Hillary Clinton launched her presidential bid Sunday, April 12, through a video message on social media. She continues to be considered the overwhelming front-runner among possible 2016 Democratic presidential candidates.
Sen. Marco Rubio announced his bid for the 2016 presidency on Monday, April 13, a day after Hillary Clinton, with a rally in Florida. He's a Republican rising star from Florida who swept into office in 2010 on the back of tea party fervor. But his support of comprehensive immigration reform, which passed the Senate but has stalled in the House, has led some in his party to sour on his prospects.
Lincoln Chafee, a Republican-turned-independent-turned-Democrat former governor and senator of Rhode Island, said he's running for president on Thursday, April 16, as a Democrat, but his spokeswoman said the campaign is still in the presidential exploratory committee stages.
Vice President Joe Biden has twice before made unsuccessful bids for the Oval Office -- in 1988 and 2008. A former senator known for his foreign policy and national security expertise, Biden made the rounds on the morning shows recently and said he thinks he'd "make a good President."

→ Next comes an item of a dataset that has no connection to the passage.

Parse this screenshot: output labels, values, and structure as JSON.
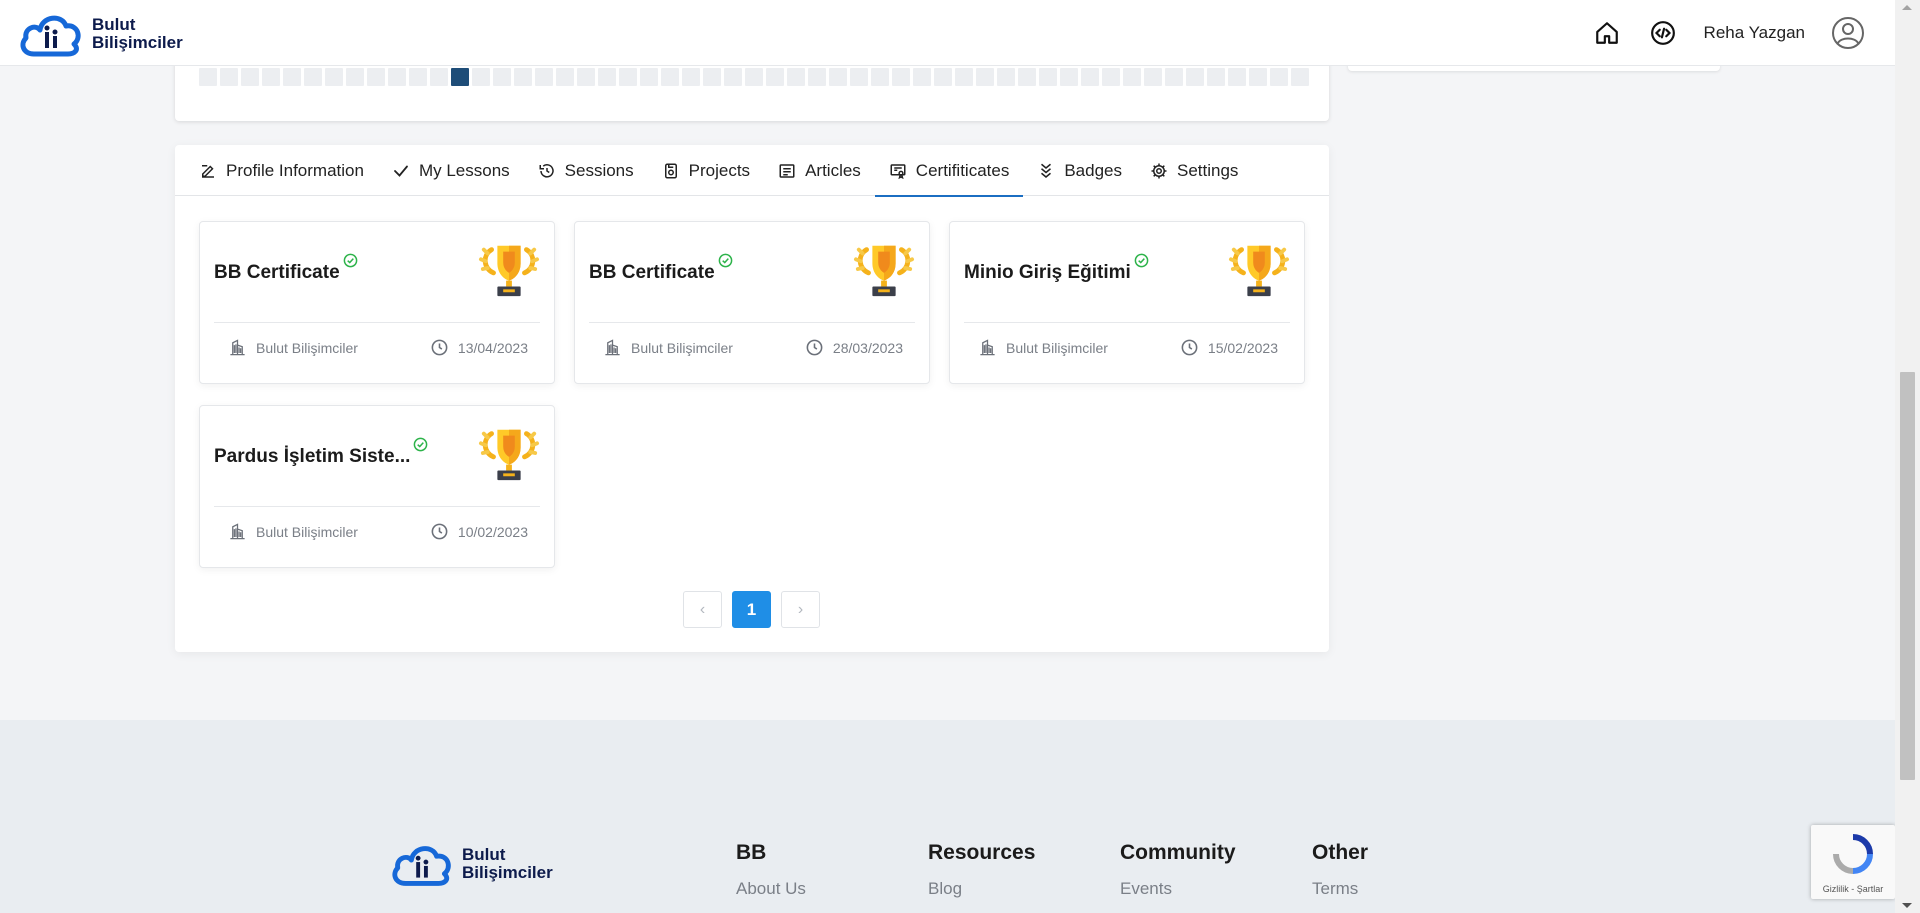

New Jersey Gov. Chris Christie has started a series of town halls in New Hampshire to test the presidential waters, becoming more comfortable talking about national issues and staking out positions on hot topic debates.

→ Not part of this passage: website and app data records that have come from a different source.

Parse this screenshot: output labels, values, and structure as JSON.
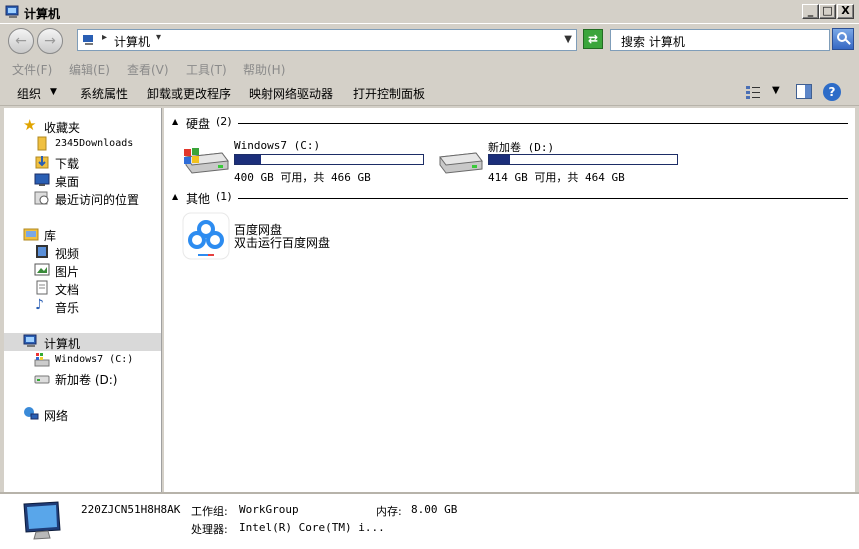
{
  "window": {
    "title": "计算机",
    "controls": {
      "minimize": "_",
      "maximize": "□",
      "close": "X"
    }
  },
  "address": {
    "breadcrumb": "计算机",
    "search_placeholder": "搜索 计算机"
  },
  "menubar": {
    "items": [
      "文件(F)",
      "编辑(E)",
      "查看(V)",
      "工具(T)",
      "帮助(H)"
    ]
  },
  "toolbar": {
    "organize": "组织",
    "system_properties": "系统属性",
    "uninstall": "卸载或更改程序",
    "map_drive": "映射网络驱动器",
    "control_panel": "打开控制面板"
  },
  "sidebar": {
    "favorites": "收藏夹",
    "fav_2345": "2345Downloads",
    "fav_downloads": "下载",
    "fav_desktop": "桌面",
    "fav_recent": "最近访问的位置",
    "libraries": "库",
    "lib_video": "视频",
    "lib_pictures": "图片",
    "lib_documents": "文档",
    "lib_music": "音乐",
    "computer": "计算机",
    "drive_c": "Windows7 (C:)",
    "drive_d": "新加卷 (D:)",
    "network": "网络"
  },
  "content": {
    "hard_disks": {
      "title": "硬盘",
      "count": "(2)"
    },
    "drives": [
      {
        "name": "Windows7 (C:)",
        "free_text": "400 GB 可用，共 466 GB",
        "used_fraction": 0.14
      },
      {
        "name": "新加卷 (D:)",
        "free_text": "414 GB 可用，共 464 GB",
        "used_fraction": 0.11
      }
    ],
    "other": {
      "title": "其他",
      "count": "(1)"
    },
    "baidu": {
      "name": "百度网盘",
      "desc": "双击运行百度网盘"
    }
  },
  "statusbar": {
    "computer_name": "220ZJCN51H8H8AK",
    "workgroup_label": "工作组:",
    "workgroup": "WorkGroup",
    "memory_label": "内存:",
    "memory": "8.00 GB",
    "cpu_label": "处理器:",
    "cpu": "Intel(R) Core(TM) i..."
  },
  "colors": {
    "chrome": "#d4d0c8",
    "usage_bar": "#1b2e7a",
    "baidu_blue": "#2d8cf0"
  }
}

Sen. Rand Paul officially announced his presidential bid on Tuesday, April 7, at a rally in Louisville, Kentucky. The tea party favorite probably will have to address previous controversies that include comments on civil rights, a plagiarism allegation and his assertion that the top NSA official lied to Congress about surveillance.

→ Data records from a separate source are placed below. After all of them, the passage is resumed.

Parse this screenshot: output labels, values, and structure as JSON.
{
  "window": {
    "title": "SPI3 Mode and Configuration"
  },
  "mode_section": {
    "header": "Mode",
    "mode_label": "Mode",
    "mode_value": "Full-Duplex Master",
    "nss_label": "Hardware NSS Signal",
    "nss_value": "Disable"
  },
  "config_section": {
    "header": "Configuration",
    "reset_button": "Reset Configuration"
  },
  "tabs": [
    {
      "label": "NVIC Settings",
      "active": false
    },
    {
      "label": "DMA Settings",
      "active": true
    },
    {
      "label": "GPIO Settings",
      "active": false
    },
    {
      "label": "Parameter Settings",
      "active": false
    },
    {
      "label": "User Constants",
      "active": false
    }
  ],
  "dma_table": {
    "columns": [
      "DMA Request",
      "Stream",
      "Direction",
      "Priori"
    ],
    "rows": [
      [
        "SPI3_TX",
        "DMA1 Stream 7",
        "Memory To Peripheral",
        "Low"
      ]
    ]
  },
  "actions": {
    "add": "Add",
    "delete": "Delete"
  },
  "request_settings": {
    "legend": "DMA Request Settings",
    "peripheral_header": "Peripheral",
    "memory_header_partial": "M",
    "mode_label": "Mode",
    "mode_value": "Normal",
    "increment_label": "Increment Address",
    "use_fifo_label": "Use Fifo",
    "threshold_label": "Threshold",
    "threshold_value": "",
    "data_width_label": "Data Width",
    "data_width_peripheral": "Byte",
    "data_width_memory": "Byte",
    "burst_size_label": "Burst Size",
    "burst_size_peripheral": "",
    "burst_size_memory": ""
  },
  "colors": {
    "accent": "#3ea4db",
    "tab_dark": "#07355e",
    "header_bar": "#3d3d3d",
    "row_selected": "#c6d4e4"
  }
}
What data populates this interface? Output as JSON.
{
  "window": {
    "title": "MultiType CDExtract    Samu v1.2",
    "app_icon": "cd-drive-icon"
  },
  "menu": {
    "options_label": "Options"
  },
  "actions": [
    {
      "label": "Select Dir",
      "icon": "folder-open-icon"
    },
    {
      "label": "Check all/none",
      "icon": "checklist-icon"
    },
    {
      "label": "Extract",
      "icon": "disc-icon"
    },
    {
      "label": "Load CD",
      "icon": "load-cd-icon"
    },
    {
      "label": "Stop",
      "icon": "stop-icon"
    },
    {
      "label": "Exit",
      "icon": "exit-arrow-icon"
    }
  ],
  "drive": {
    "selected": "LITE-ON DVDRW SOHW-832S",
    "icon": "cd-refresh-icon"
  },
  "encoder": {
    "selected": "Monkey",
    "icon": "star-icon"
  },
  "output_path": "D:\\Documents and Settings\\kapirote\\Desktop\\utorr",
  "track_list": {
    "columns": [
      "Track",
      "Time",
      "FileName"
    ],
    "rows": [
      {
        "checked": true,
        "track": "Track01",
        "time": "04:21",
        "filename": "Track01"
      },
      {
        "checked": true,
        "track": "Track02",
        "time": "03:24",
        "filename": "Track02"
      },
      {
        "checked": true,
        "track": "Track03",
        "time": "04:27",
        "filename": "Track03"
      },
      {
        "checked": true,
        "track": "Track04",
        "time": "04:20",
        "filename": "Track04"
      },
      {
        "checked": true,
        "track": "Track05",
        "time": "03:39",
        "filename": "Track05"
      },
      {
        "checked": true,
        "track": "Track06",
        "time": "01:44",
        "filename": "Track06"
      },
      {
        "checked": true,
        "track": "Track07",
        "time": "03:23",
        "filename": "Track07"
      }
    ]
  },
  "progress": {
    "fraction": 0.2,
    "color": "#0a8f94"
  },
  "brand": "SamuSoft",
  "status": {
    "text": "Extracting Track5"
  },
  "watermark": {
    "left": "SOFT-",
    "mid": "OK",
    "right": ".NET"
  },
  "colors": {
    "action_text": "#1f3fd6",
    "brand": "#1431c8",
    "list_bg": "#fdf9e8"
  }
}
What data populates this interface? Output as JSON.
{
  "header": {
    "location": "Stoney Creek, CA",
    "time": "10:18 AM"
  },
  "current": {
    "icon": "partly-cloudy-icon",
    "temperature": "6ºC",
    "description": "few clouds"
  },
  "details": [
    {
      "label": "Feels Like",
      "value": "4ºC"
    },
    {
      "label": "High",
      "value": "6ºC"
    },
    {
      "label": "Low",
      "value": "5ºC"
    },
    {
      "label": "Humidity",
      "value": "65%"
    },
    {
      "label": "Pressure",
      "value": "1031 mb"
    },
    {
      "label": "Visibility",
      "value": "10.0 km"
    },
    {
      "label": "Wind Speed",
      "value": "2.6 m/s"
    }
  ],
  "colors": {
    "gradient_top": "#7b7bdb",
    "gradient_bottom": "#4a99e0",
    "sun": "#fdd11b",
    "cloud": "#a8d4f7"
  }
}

Texas Sen. Ted Cruz announced his 2016 presidential bid on Monday, March 23, in a speech at Liberty University. The first-term Republican and tea party darling is considered a gifted orator and smart politician. He is best known in the Senate for his marathon filibuster over defunding Obamacare.
Democrat Martin O'Malley, the former Maryland governor, released a "buzzy" political video in November 2013 in tandem with visits to New Hampshire. He also headlined a Democratic Party event in South Carolina, which holds the first Southern primary.
Former Pennsylvania Sen. Rick Santorum, a social conservative, gave Mitt Romney his toughest challenge in the nomination fight last time out and has made trips recently to early voting states, including Iowa and South Carolina.
Political observers expect New York Gov. Andrew Cuomo to yield to Hillary Clinton's run in 2016, fearing there wouldn't be room in the race for two Democrats from the Empire State.
Other Republicans, meanwhile, continued to criticize Giuliani on Sunday.
“I don’t think it helps to question the President’s patriotism or motives,” Indiana Gov. Mike Pence said on “Fox News Sunday.” Pence added that Giuliani is “understandably frustrated with a President who as I said before is fully willing to lecture the people of this country about the crusades, but is unwilling to call Islamic extremism for what it is.”
Former Texas Gov. Rick Perry said on Hugh Hewitt’s radio show, “I can’t get into his head, or for that matter into his soul about what he thinks about the country, but again I think the President in his mind loves this country, but his policies and what his policies are doing to this country is my concern.”
Other Republicans – including Florida Sen. Marco Rubio, former Florida Gov. Jeb Bush, South Carolina Sen. Lindsey Graham and Kentucky Sen. Rand Paul – have made similar comments in recent days.
While Rubio said he doesn’t question Obama’s motives, he also critiqued journalists for pushing the issue – saying that Democrats aren’t forced to answer for it “every time Joe Biden says something embarrassing.”